Delhi - Delaware County's deputy commissioner of public works admits he's obsessed with covered bridges.
Phillip C. Pierce engineered the restoration of the Hamden Covered Bridge, which is in the final stages, and he has begun work on Fitch's Bridge in Delhi.
Fitch's Bridge, which spans the West Branch of the Delaware River, above Delhi, off state Route 10, closed Wednesday and will remain closed until the restoration is complete. Pierce said if the county's bridge crew could work on the project full time, the project could be completed in about four months, but because of other bridge projects, the bridge probably won't be completed until late summer or early fall.
Pierce left the private sector to go to work for Delaware County in October 1999. He said he was enticed by a promise that he could work on the restoration of the county's covered bridges.

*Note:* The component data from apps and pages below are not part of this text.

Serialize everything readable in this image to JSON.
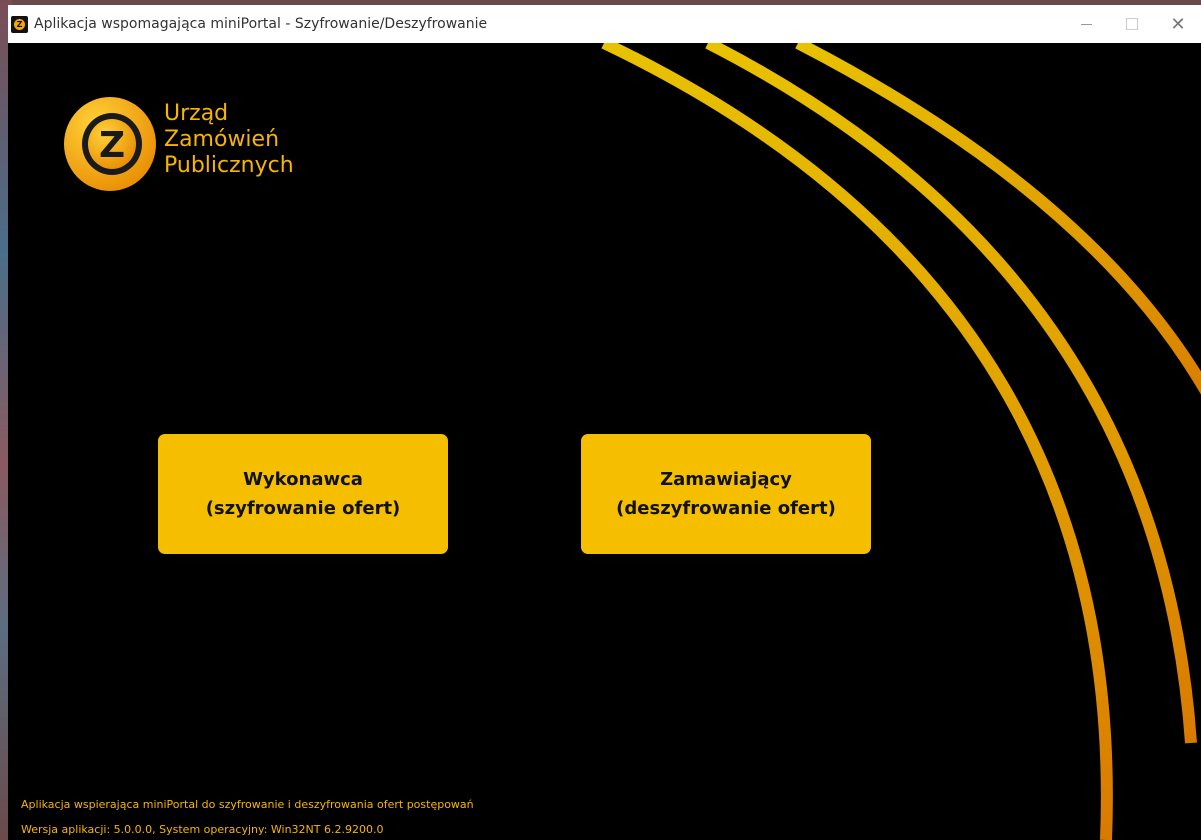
{
  "window": {
    "title": "Aplikacja wspomagająca miniPortal - Szyfrowanie/Deszyfrowanie",
    "icon": "z-app-icon",
    "controls": {
      "minimize": "minimize-icon",
      "maximize": "maximize-icon",
      "close": "close-icon"
    }
  },
  "logo": {
    "text": "Urząd\nZamówień\nPublicznych",
    "mark_letter": "Z"
  },
  "buttons": {
    "wykonawca": "Wykonawca\n(szyfrowanie ofert)",
    "zamawiajacy": "Zamawiający\n(deszyfrowanie ofert)"
  },
  "footer": {
    "description": "Aplikacja wspierająca miniPortal do szyfrowanie i deszyfrowania ofert postępowań",
    "version": "Wersja aplikacji: 5.0.0.0, System operacyjny: Win32NT  6.2.9200.0"
  },
  "colors": {
    "accent": "#f5bf00",
    "background": "#000000",
    "text_accent": "#f7b500",
    "arc_start": "#e8c200",
    "arc_end": "#d97a00"
  }
}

"For the last seven or eight years I have been obsessed with covered bridge work," Pierce said. "Or maybe its actually more of a passion."
Pierce has 30 years of experience with bridge engineering, but in the early 1990s, the company he was working for, McFarland-Johnson Inc. in Binghamton, was hired by the Vermont Agency of Transportation to do a comprehensive study of all of Vermont's 75 covered bridges. Pierce conducted the study, wrote up the reports -- and found himself hooked on covered bridges.
Pierce and Wayne Reynolds, Delaware County DPW commissioner, both worked for McFarland-Johnson 10 years ago and have been friends since. When Delaware County needed a bridge expert, Reynolds knew who to call.
Nobody is more enthusiastic or knows more about covered bridges than Phil does," Reynolds said.
Pierce said Fitch's Bridge last had extensive work in the 70s.
"The bridge is just tired," Peirce said. "The bracing is leaning badly."
Fitch's Bridge is a Town Lattice truss bridge. The design was patented in 1820 by builder/architect Ithiel Town. The design consists of a horizontal top and bottom chord connected by a web of closely spaced, alternating diagonal timbers. The design, with its inherent strength coupled with its ease of construction, made the Town lattice truss design a popular design for highway and early railroad bridges until the post Civil War era.
Pierce said 140 of the 880 original covered bridges in existence in the United States are Town lattice bridges.
Pierce said that former Delaware County Historian John Raitt supplied him with the history of Fitch's Bridge, which was built in 1870 by James Frazier and Jasper Warren at a cost of $1,970. The single-span bridge of 100 feet originally spanned the river in the village at Bridge Street and was moved to its present location in 1885.
The bridge was listed on the Historic Register on April 29, 1999, through the efforts of Trish Kane.
The work on Fitch's Bridge will begin with a unique study to determine how the structure behaves.
Reynolds said the nondestructive testing involves attaching diagnostic equipment to the low chord of the bridge, which will produce a mathematical model to make sure the plans are accurate. Electrical devices will monitor the bridge as a known weight travels across it," Reynolds said. Pierce said the testing is the first of its type to be done.
After the testing in complete, inside bracing will begin. A temporary structure will be assembled inside the bridge to support it during the restoration process. Pierce said scrap materials are being used to build the temporary structure to save the county money.
A few changes will be made in the bridge to bring it back to its original state.
"The bridge must have been longer when it was at the original site," Pierce said. "The truss was modified to make it fit, which splayed the lattice closer together at the ends. The new trusses will be 8 feet longer, which will mean recasting part of the abutment so the lattice will be parallel. The buttresses, which I call elephant ears, aren't original and won't be replaced."
The top chord of the bridge will be preserved, but the two bottom chords and the flooring are all junk, according to Pierce. When the bridge is complete it will still have 80 percent of its original material.
The new material will all be sawn. The chords will be Southern pine and the rest of the new wood will be Douglas fir. Pierce said he thinks the bridge was originally constructed of local hemlock. The roof will be wood shingles.
Pierce has been selected by the Federal Highway Administration to be the principle investigator for a new research project and will prepare an all-encompassing covered-bridge manual to be published by the federal government. He said he plans to use knowledge garnered from his work on the restoration of two of Delaware County's three historic covered bridges in the manual.
For more information about Pierce's covered bridge projects, visit his website at www.philsbridges.com on the Internet.
There is also extensive information about projects Pierce was involved with in Vermont and about the renovation of the Hamden Covered Bridge at www.vermontbridges.com.
The New York Covered Bridge Society's website has photos of the Delaware County bridges before they were restored at www.nycoveredbridges.org.
1. This article appears here with the kind permission of the Oneonta Daily Star for which we of the Vermont Covered Bridge Society are grateful.